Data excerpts
____

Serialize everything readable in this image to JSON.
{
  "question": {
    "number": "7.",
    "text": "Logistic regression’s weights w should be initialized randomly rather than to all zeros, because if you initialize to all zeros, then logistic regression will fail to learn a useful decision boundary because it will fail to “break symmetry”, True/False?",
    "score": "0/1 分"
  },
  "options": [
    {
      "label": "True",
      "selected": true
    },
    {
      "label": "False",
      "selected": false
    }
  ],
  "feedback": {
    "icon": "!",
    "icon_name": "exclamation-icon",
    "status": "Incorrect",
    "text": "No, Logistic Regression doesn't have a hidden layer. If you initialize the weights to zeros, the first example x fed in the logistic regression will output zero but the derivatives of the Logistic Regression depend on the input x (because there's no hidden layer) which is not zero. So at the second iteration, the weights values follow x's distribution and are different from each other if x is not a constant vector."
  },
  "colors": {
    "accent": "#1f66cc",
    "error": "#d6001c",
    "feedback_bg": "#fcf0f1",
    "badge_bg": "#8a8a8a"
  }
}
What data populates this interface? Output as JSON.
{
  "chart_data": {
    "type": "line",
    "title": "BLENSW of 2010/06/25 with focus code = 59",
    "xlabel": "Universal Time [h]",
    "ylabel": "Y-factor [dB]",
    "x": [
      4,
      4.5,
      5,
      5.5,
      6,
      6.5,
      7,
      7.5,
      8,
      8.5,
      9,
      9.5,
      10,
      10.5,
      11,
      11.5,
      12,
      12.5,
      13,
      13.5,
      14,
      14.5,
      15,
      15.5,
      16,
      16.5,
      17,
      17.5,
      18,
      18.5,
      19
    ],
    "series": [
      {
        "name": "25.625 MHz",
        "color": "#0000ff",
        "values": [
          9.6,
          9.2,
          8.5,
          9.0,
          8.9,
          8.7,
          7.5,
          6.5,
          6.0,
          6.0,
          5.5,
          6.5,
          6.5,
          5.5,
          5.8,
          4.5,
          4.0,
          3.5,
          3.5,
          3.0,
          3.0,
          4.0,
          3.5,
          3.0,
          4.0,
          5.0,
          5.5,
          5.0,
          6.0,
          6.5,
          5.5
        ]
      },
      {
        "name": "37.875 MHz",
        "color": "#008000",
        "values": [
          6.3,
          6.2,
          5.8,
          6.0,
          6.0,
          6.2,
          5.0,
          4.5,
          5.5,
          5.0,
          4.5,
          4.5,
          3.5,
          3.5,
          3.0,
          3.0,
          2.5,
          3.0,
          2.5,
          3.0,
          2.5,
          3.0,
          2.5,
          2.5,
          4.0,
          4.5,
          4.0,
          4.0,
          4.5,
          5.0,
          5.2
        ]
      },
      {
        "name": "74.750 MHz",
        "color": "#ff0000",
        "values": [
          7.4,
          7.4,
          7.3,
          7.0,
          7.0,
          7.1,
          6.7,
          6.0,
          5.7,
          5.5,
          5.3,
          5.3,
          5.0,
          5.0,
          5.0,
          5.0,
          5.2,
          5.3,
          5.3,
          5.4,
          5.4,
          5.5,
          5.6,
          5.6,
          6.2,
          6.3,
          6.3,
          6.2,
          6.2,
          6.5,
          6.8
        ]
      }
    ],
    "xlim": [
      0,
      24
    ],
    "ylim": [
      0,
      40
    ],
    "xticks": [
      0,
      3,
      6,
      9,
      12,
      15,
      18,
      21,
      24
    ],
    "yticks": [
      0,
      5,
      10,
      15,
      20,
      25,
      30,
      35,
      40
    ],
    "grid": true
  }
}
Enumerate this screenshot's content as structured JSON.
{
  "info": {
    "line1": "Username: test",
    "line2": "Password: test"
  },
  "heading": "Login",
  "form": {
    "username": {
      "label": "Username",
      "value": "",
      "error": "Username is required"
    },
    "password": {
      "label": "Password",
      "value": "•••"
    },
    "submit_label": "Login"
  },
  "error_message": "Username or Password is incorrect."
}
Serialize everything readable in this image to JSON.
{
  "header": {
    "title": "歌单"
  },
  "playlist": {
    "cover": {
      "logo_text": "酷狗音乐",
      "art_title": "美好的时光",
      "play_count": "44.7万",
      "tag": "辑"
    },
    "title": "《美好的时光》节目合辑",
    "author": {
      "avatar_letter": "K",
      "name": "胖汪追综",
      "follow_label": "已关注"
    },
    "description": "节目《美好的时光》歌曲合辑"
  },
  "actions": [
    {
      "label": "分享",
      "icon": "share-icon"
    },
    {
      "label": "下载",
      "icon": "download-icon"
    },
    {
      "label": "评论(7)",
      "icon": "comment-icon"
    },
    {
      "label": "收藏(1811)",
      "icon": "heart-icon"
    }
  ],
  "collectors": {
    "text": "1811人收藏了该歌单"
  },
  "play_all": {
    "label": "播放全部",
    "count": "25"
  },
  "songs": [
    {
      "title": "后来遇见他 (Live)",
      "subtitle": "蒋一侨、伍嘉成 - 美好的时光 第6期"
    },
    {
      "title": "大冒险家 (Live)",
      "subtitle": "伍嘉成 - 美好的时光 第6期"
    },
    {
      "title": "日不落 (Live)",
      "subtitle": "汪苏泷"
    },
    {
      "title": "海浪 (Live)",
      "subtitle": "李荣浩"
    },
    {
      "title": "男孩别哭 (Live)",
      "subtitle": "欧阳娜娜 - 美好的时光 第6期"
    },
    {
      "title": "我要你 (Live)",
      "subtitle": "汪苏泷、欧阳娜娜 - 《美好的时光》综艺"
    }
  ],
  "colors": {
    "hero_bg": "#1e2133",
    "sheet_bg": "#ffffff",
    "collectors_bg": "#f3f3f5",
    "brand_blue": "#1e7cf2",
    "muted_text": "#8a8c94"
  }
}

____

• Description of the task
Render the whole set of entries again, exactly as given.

• Result for this task
Serialize everything readable in this image to JSON.
{
  "question": {
    "number": "7.",
    "text": "Logistic regression’s weights w should be initialized randomly rather than to all zeros, because if you initialize to all zeros, then logistic regression will fail to learn a useful decision boundary because it will fail to “break symmetry”, True/False?",
    "score": "0/1 分"
  },
  "options": [
    {
      "label": "True",
      "selected": true
    },
    {
      "label": "False",
      "selected": false
    }
  ],
  "feedback": {
    "icon": "!",
    "icon_name": "exclamation-icon",
    "status": "Incorrect",
    "text": "No, Logistic Regression doesn't have a hidden layer. If you initialize the weights to zeros, the first example x fed in the logistic regression will output zero but the derivatives of the Logistic Regression depend on the input x (because there's no hidden layer) which is not zero. So at the second iteration, the weights values follow x's distribution and are different from each other if x is not a constant vector."
  },
  "colors": {
    "accent": "#1f66cc",
    "error": "#d6001c",
    "feedback_bg": "#fcf0f1",
    "badge_bg": "#8a8a8a"
  }
}
What data populates this interface? Output as JSON.
{
  "chart_data": {
    "type": "line",
    "title": "BLENSW of 2010/06/25 with focus code = 59",
    "xlabel": "Universal Time [h]",
    "ylabel": "Y-factor [dB]",
    "x": [
      4,
      4.5,
      5,
      5.5,
      6,
      6.5,
      7,
      7.5,
      8,
      8.5,
      9,
      9.5,
      10,
      10.5,
      11,
      11.5,
      12,
      12.5,
      13,
      13.5,
      14,
      14.5,
      15,
      15.5,
      16,
      16.5,
      17,
      17.5,
      18,
      18.5,
      19
    ],
    "series": [
      {
        "name": "25.625 MHz",
        "color": "#0000ff",
        "values": [
          9.6,
          9.2,
          8.5,
          9.0,
          8.9,
          8.7,
          7.5,
          6.5,
          6.0,
          6.0,
          5.5,
          6.5,
          6.5,
          5.5,
          5.8,
          4.5,
          4.0,
          3.5,
          3.5,
          3.0,
          3.0,
          4.0,
          3.5,
          3.0,
          4.0,
          5.0,
          5.5,
          5.0,
          6.0,
          6.5,
          5.5
        ]
      },
      {
        "name": "37.875 MHz",
        "color": "#008000",
        "values": [
          6.3,
          6.2,
          5.8,
          6.0,
          6.0,
          6.2,
          5.0,
          4.5,
          5.5,
          5.0,
          4.5,
          4.5,
          3.5,
          3.5,
          3.0,
          3.0,
          2.5,
          3.0,
          2.5,
          3.0,
          2.5,
          3.0,
          2.5,
          2.5,
          4.0,
          4.5,
          4.0,
          4.0,
          4.5,
          5.0,
          5.2
        ]
      },
      {
        "name": "74.750 MHz",
        "color": "#ff0000",
        "values": [
          7.4,
          7.4,
          7.3,
          7.0,
          7.0,
          7.1,
          6.7,
          6.0,
          5.7,
          5.5,
          5.3,
          5.3,
          5.0,
          5.0,
          5.0,
          5.0,
          5.2,
          5.3,
          5.3,
          5.4,
          5.4,
          5.5,
          5.6,
          5.6,
          6.2,
          6.3,
          6.3,
          6.2,
          6.2,
          6.5,
          6.8
        ]
      }
    ],
    "xlim": [
      0,
      24
    ],
    "ylim": [
      0,
      40
    ],
    "xticks": [
      0,
      3,
      6,
      9,
      12,
      15,
      18,
      21,
      24
    ],
    "yticks": [
      0,
      5,
      10,
      15,
      20,
      25,
      30,
      35,
      40
    ],
    "grid": true
  }
}
Enumerate this screenshot's content as structured JSON.
{
  "info": {
    "line1": "Username: test",
    "line2": "Password: test"
  },
  "heading": "Login",
  "form": {
    "username": {
      "label": "Username",
      "value": "",
      "error": "Username is required"
    },
    "password": {
      "label": "Password",
      "value": "•••"
    },
    "submit_label": "Login"
  },
  "error_message": "Username or Password is incorrect."
}
Serialize everything readable in this image to JSON.
{
  "header": {
    "title": "歌单"
  },
  "playlist": {
    "cover": {
      "logo_text": "酷狗音乐",
      "art_title": "美好的时光",
      "play_count": "44.7万",
      "tag": "辑"
    },
    "title": "《美好的时光》节目合辑",
    "author": {
      "avatar_letter": "K",
      "name": "胖汪追综",
      "follow_label": "已关注"
    },
    "description": "节目《美好的时光》歌曲合辑"
  },
  "actions": [
    {
      "label": "分享",
      "icon": "share-icon"
    },
    {
      "label": "下载",
      "icon": "download-icon"
    },
    {
      "label": "评论(7)",
      "icon": "comment-icon"
    },
    {
      "label": "收藏(1811)",
      "icon": "heart-icon"
    }
  ],
  "collectors": {
    "text": "1811人收藏了该歌单"
  },
  "play_all": {
    "label": "播放全部",
    "count": "25"
  },
  "songs": [
    {
      "title": "后来遇见他 (Live)",
      "subtitle": "蒋一侨、伍嘉成 - 美好的时光 第6期"
    },
    {
      "title": "大冒险家 (Live)",
      "subtitle": "伍嘉成 - 美好的时光 第6期"
    },
    {
      "title": "日不落 (Live)",
      "subtitle": "汪苏泷"
    },
    {
      "title": "海浪 (Live)",
      "subtitle": "李荣浩"
    },
    {
      "title": "男孩别哭 (Live)",
      "subtitle": "欧阳娜娜 - 美好的时光 第6期"
    },
    {
      "title": "我要你 (Live)",
      "subtitle": "汪苏泷、欧阳娜娜 - 《美好的时光》综艺"
    }
  ],
  "colors": {
    "hero_bg": "#1e2133",
    "sheet_bg": "#ffffff",
    "collectors_bg": "#f3f3f5",
    "brand_blue": "#1e7cf2",
    "muted_text": "#8a8c94"
  }
}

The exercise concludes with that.